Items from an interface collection
- Opening Delimiter -

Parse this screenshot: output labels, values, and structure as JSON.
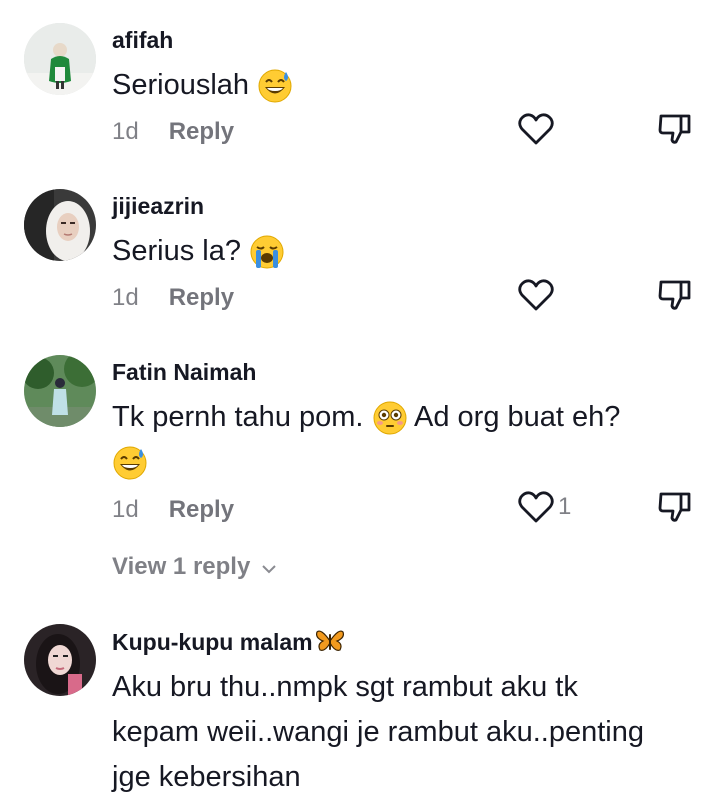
{
  "comments": [
    {
      "username": "afifah",
      "text": "Seriouslah",
      "emoji": "grinning-sweat-emoji",
      "time": "1d",
      "reply_label": "Reply"
    },
    {
      "username": "jijieazrin",
      "text": "Serius la?",
      "emoji": "loudly-crying-emoji",
      "time": "1d",
      "reply_label": "Reply"
    },
    {
      "username": "Fatin Naimah",
      "text_part1": "Tk pernh tahu pom.",
      "text_part2": "Ad org buat eh?",
      "emojis": [
        "flushed-emoji",
        "grinning-sweat-emoji"
      ],
      "time": "1d",
      "reply_label": "Reply",
      "like_count": "1",
      "view_replies_label": "View 1 reply"
    },
    {
      "username": "Kupu-kupu malam",
      "username_emoji": "butterfly-emoji",
      "line1": "Aku bru thu..nmpk sgt rambut aku tk",
      "line2": "kepam weii..wangi je rambut aku..penting",
      "line3": "jge kebersihan"
    }
  ],
  "icons": {
    "like": "heart-outline-icon",
    "dislike": "thumbs-down-icon",
    "expand": "chevron-down-icon"
  },
  "colors": {
    "text": "#161823",
    "muted": "#8a8b91",
    "icon": "#161823"
  }
}
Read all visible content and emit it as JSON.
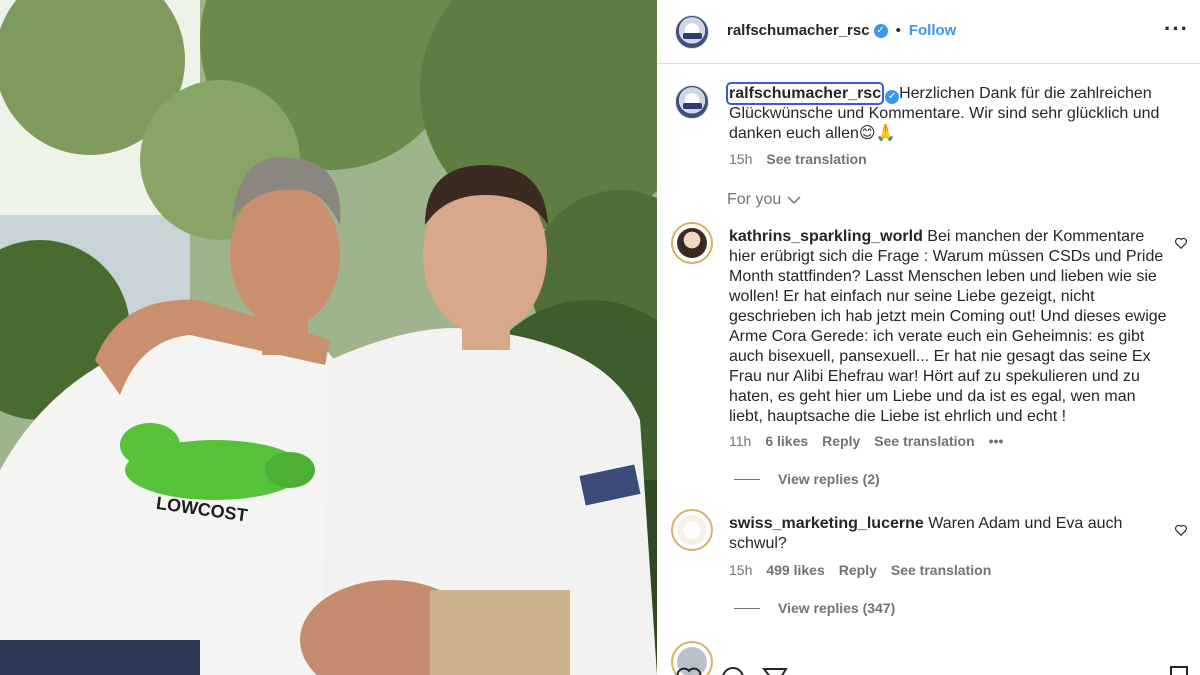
{
  "post": {
    "author": "ralfschumacher_rsc",
    "verified_icon": "verified-badge-icon",
    "separator": "•",
    "follow_label": "Follow",
    "more_icon": "more-options-icon",
    "caption_text": "Herzlichen Dank für die zahlreichen Glückwünsche und Kommentare. Wir sind sehr glücklich und danken euch allen😊🙏",
    "caption_time": "15h",
    "see_translation": "See translation"
  },
  "photo": {
    "shirt_print": "LOWCOST"
  },
  "for_you": {
    "label": "For you"
  },
  "comments": [
    {
      "username": "kathrins_sparkling_world",
      "text": "Bei manchen der Kommentare hier erübrigt sich die Frage : Warum müssen CSDs und Pride Month stattfinden? Lasst Menschen leben und lieben wie sie wollen! Er hat einfach nur seine Liebe gezeigt, nicht geschrieben ich hab jetzt mein Coming out! Und dieses ewige Arme Cora Gerede: ich verate euch ein Geheimnis: es gibt auch bisexuell, pansexuell... Er hat nie gesagt das seine Ex Frau nur Alibi Ehefrau war! Hört auf zu spekulieren und zu haten, es geht hier um Liebe und da ist es egal, wen man liebt, hauptsache die Liebe ist ehrlich und echt !",
      "time": "11h",
      "likes": "6 likes",
      "reply": "Reply",
      "see_translation": "See translation",
      "more": "•••",
      "view_replies": "View replies (2)"
    },
    {
      "username": "swiss_marketing_lucerne",
      "text": "Waren Adam und Eva auch schwul?",
      "time": "15h",
      "likes": "499 likes",
      "reply": "Reply",
      "see_translation": "See translation",
      "view_replies": "View replies (347)"
    }
  ],
  "colors": {
    "accent": "#3897f0",
    "text": "#262626",
    "muted": "#737373",
    "divider": "#dbdbdb"
  }
}
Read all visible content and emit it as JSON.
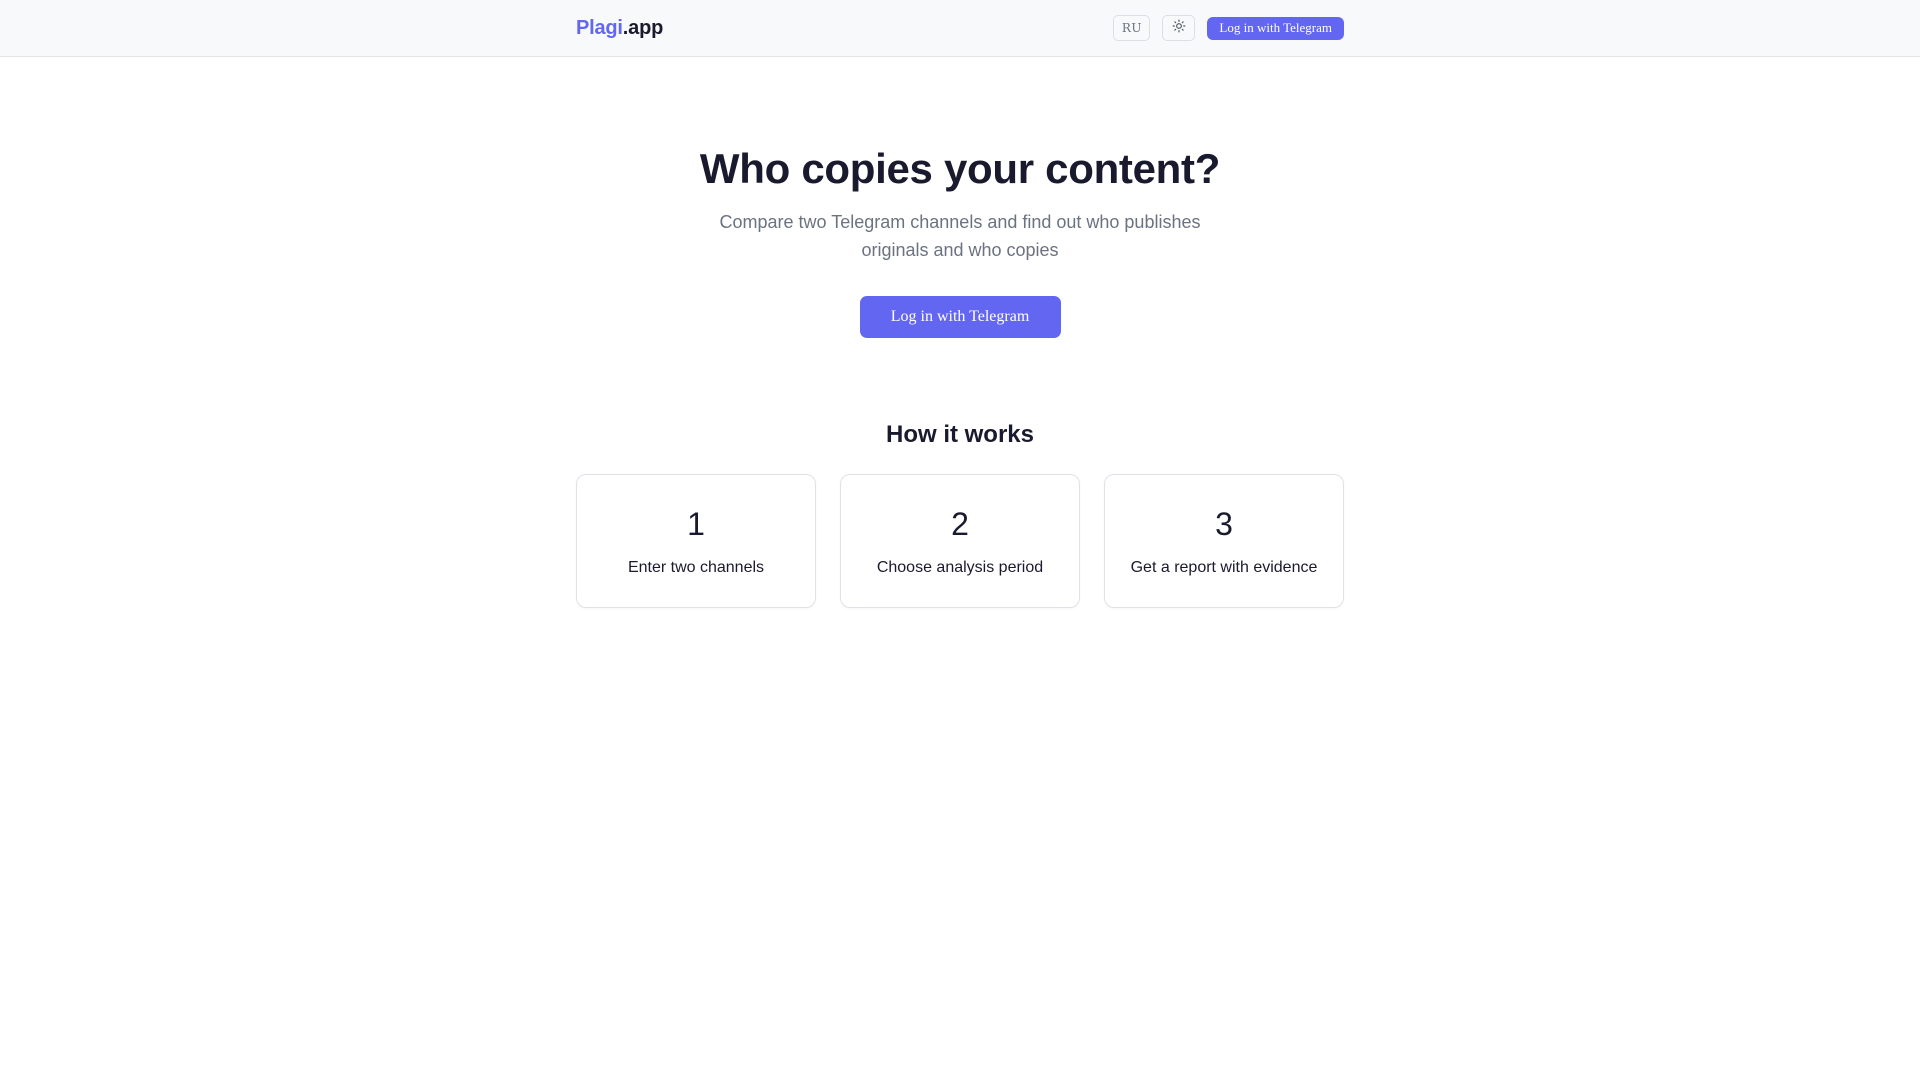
{
  "header": {
    "logo_brand": "Plagi",
    "logo_tld": ".app",
    "lang_label": "RU",
    "theme_icon": "sun-icon",
    "login_label": "Log in with Telegram"
  },
  "hero": {
    "title": "Who copies your content?",
    "subtitle": "Compare two Telegram channels and find out who publishes originals and who copies",
    "cta_label": "Log in with Telegram"
  },
  "how_it_works": {
    "title": "How it works",
    "steps": [
      {
        "number": "1",
        "label": "Enter two channels"
      },
      {
        "number": "2",
        "label": "Choose analysis period"
      },
      {
        "number": "3",
        "label": "Get a report with evidence"
      }
    ]
  },
  "colors": {
    "accent": "#6366f1",
    "text": "#1a1a2e",
    "muted": "#6b7280",
    "header_bg": "#f8f9fa"
  }
}
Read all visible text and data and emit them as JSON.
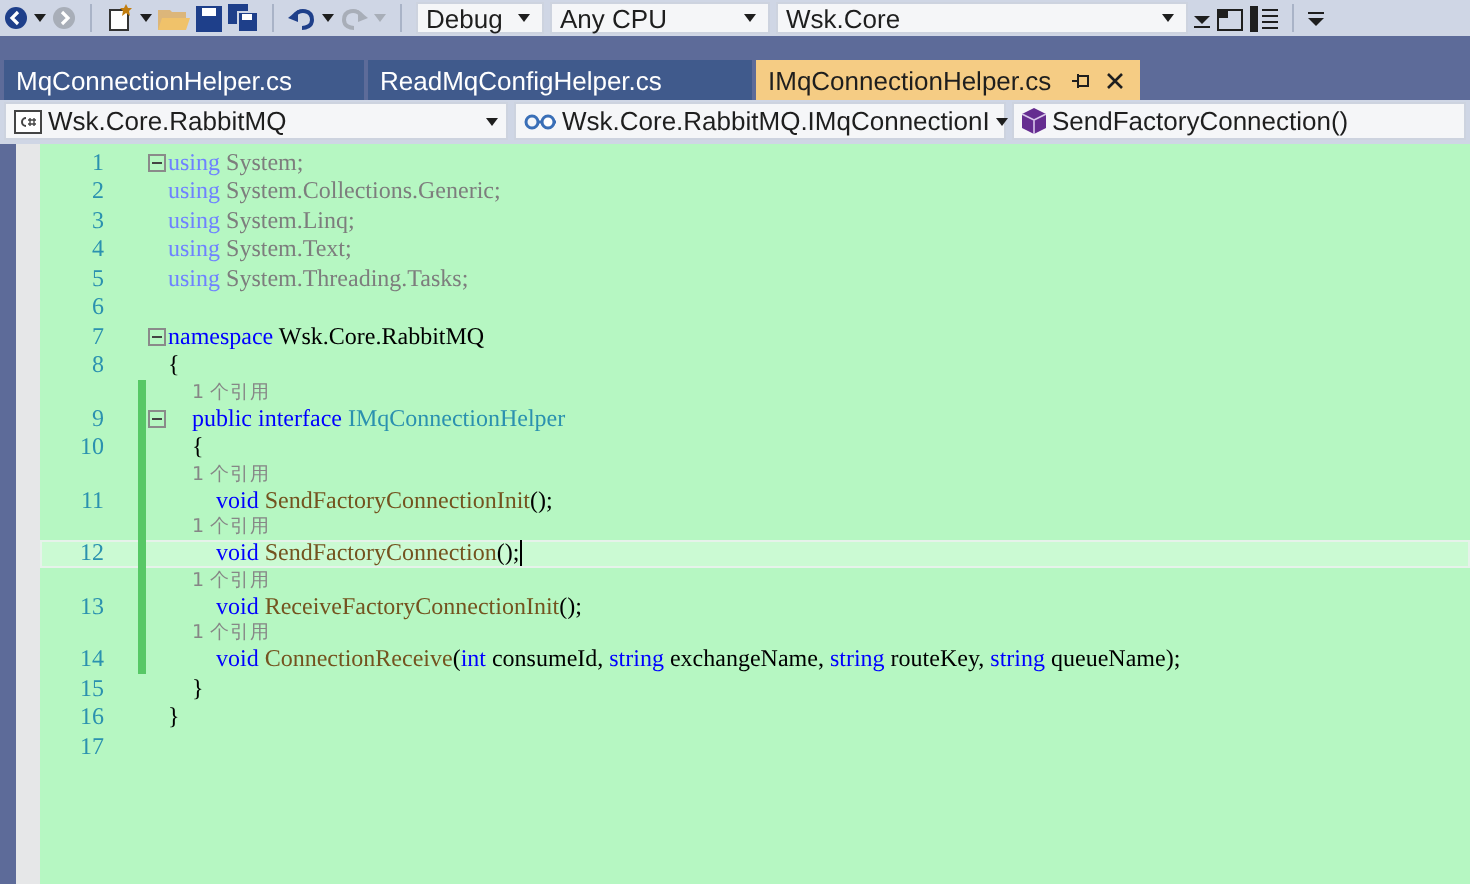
{
  "toolbar": {
    "configuration": "Debug",
    "platform": "Any CPU",
    "startup_project": "Wsk.Core"
  },
  "tabs": [
    {
      "label": "MqConnectionHelper.cs",
      "selected": false
    },
    {
      "label": "ReadMqConfigHelper.cs",
      "selected": false
    },
    {
      "label": "IMqConnectionHelper.cs",
      "selected": true
    }
  ],
  "nav_bar": {
    "project": "Wsk.Core.RabbitMQ",
    "type": "Wsk.Core.RabbitMQ.IMqConnectionI",
    "member": "SendFactoryConnection()"
  },
  "lines": [
    {
      "kind": "code",
      "number": "1",
      "faded": true,
      "expanded": true,
      "tokens": [
        {
          "text": "using",
          "kind": "kw"
        },
        {
          "text": " System;",
          "kind": "plain"
        }
      ]
    },
    {
      "kind": "code",
      "number": "2",
      "faded": true,
      "tokens": [
        {
          "text": "using",
          "kind": "kw"
        },
        {
          "text": " System.Collections.Generic;",
          "kind": "plain"
        }
      ]
    },
    {
      "kind": "code",
      "number": "3",
      "faded": true,
      "tokens": [
        {
          "text": "using",
          "kind": "kw"
        },
        {
          "text": " System.Linq;",
          "kind": "plain"
        }
      ]
    },
    {
      "kind": "code",
      "number": "4",
      "faded": true,
      "tokens": [
        {
          "text": "using",
          "kind": "kw"
        },
        {
          "text": " System.Text;",
          "kind": "plain"
        }
      ]
    },
    {
      "kind": "code",
      "number": "5",
      "faded": true,
      "tokens": [
        {
          "text": "using",
          "kind": "kw"
        },
        {
          "text": " System.Threading.Tasks;",
          "kind": "plain"
        }
      ]
    },
    {
      "kind": "code",
      "number": "6"
    },
    {
      "kind": "code",
      "number": "7",
      "expanded": true,
      "tokens": [
        {
          "text": "namespace",
          "kind": "kw"
        },
        {
          "text": " Wsk.Core.RabbitMQ",
          "kind": "plain"
        }
      ]
    },
    {
      "kind": "code",
      "number": "8",
      "tokens": [
        {
          "text": "{",
          "kind": "plain"
        }
      ]
    },
    {
      "kind": "lens",
      "text": "1 个引用",
      "changed": true
    },
    {
      "kind": "code",
      "number": "9",
      "changed": true,
      "expanded": true,
      "tokens": [
        {
          "text": "    public",
          "kind": "kw"
        },
        {
          "text": " interface",
          "kind": "kw"
        },
        {
          "text": " IMqConnectionHelper",
          "kind": "type"
        }
      ]
    },
    {
      "kind": "code",
      "number": "10",
      "changed": true,
      "tokens": [
        {
          "text": "    {",
          "kind": "plain"
        }
      ]
    },
    {
      "kind": "lens",
      "text": "1 个引用",
      "changed": true
    },
    {
      "kind": "code",
      "number": "11",
      "changed": true,
      "tokens": [
        {
          "text": "        void",
          "kind": "kw"
        },
        {
          "text": " SendFactoryConnectionInit",
          "kind": "method"
        },
        {
          "text": "();",
          "kind": "plain"
        }
      ]
    },
    {
      "kind": "lens",
      "text": "1 个引用",
      "changed": true
    },
    {
      "kind": "code",
      "number": "12",
      "changed": true,
      "current": true,
      "tokens": [
        {
          "text": "        void",
          "kind": "kw"
        },
        {
          "text": " SendFactoryConnection",
          "kind": "method"
        },
        {
          "text": "();",
          "kind": "plain"
        }
      ]
    },
    {
      "kind": "lens",
      "text": "1 个引用",
      "changed": true
    },
    {
      "kind": "code",
      "number": "13",
      "changed": true,
      "tokens": [
        {
          "text": "        void",
          "kind": "kw"
        },
        {
          "text": " ReceiveFactoryConnectionInit",
          "kind": "method"
        },
        {
          "text": "();",
          "kind": "plain"
        }
      ]
    },
    {
      "kind": "lens",
      "text": "1 个引用",
      "changed": true
    },
    {
      "kind": "code",
      "number": "14",
      "changed": true,
      "tokens": [
        {
          "text": "        void",
          "kind": "kw"
        },
        {
          "text": " ConnectionReceive",
          "kind": "method"
        },
        {
          "text": "(",
          "kind": "plain"
        },
        {
          "text": "int",
          "kind": "kw"
        },
        {
          "text": " consumeId, ",
          "kind": "plain"
        },
        {
          "text": "string",
          "kind": "kw"
        },
        {
          "text": " exchangeName, ",
          "kind": "plain"
        },
        {
          "text": "string",
          "kind": "kw"
        },
        {
          "text": " routeKey, ",
          "kind": "plain"
        },
        {
          "text": "string",
          "kind": "kw"
        },
        {
          "text": " queueName);",
          "kind": "plain"
        }
      ]
    },
    {
      "kind": "code",
      "number": "15",
      "tokens": [
        {
          "text": "    }",
          "kind": "plain"
        }
      ]
    },
    {
      "kind": "code",
      "number": "16",
      "tokens": [
        {
          "text": "}",
          "kind": "plain"
        }
      ]
    },
    {
      "kind": "code",
      "number": "17"
    }
  ]
}
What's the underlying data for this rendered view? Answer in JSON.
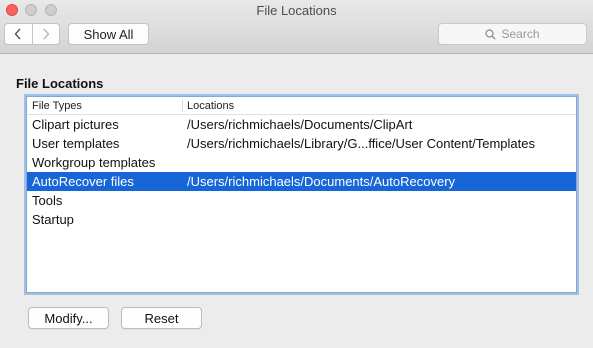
{
  "window": {
    "title": "File Locations"
  },
  "toolbar": {
    "back_icon": "chevron-left-icon",
    "forward_icon": "chevron-right-icon",
    "show_all_label": "Show All",
    "search_placeholder": "Search"
  },
  "section": {
    "title": "File Locations"
  },
  "table": {
    "columns": [
      "File Types",
      "Locations"
    ],
    "rows": [
      {
        "type": "Clipart pictures",
        "location": "/Users/richmichaels/Documents/ClipArt"
      },
      {
        "type": "User templates",
        "location": "/Users/richmichaels/Library/G...ffice/User Content/Templates"
      },
      {
        "type": "Workgroup templates",
        "location": ""
      },
      {
        "type": "AutoRecover files",
        "location": "/Users/richmichaels/Documents/AutoRecovery"
      },
      {
        "type": "Tools",
        "location": ""
      },
      {
        "type": "Startup",
        "location": ""
      }
    ],
    "selected_row": "AutoRecover files"
  },
  "buttons": {
    "modify_label": "Modify...",
    "reset_label": "Reset"
  },
  "colors": {
    "selection": "#1766d8",
    "close_button": "#fc615d",
    "focus_ring": "#9ec1ea"
  }
}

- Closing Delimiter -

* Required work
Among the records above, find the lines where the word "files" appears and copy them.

* Answer to the problem
        "type": "AutoRecover files",
    "selected_row": "AutoRecover files"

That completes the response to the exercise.